### Records provided
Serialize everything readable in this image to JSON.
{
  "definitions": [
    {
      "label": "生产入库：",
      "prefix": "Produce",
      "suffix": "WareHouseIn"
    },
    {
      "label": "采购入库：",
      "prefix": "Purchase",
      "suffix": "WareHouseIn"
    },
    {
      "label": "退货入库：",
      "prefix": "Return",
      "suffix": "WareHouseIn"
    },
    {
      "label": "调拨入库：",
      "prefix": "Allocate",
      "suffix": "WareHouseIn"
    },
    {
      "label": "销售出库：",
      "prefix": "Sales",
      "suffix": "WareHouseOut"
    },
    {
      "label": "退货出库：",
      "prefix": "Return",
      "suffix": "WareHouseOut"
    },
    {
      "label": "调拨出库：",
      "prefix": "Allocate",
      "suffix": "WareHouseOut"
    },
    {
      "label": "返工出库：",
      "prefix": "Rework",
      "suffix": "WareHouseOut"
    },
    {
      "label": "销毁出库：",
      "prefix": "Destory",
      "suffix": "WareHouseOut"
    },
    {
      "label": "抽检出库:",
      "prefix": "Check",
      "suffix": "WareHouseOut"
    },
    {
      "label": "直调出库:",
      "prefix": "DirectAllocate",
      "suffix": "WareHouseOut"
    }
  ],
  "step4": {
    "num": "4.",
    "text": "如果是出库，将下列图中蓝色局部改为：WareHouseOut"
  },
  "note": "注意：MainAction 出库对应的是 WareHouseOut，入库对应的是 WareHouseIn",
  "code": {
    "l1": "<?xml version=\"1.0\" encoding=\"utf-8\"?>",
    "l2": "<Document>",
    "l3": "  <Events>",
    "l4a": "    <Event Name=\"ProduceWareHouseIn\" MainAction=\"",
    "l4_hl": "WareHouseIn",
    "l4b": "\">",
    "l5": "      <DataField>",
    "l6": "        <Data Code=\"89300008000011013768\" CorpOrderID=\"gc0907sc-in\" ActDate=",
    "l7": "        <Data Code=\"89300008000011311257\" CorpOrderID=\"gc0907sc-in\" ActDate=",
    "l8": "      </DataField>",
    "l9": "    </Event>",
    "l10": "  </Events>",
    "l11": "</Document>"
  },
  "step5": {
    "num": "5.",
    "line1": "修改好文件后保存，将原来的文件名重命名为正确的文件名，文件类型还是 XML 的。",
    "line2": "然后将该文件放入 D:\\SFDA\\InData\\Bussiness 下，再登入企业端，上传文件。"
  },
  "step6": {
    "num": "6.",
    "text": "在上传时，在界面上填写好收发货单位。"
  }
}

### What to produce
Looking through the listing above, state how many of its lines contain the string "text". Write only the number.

### Task answer
2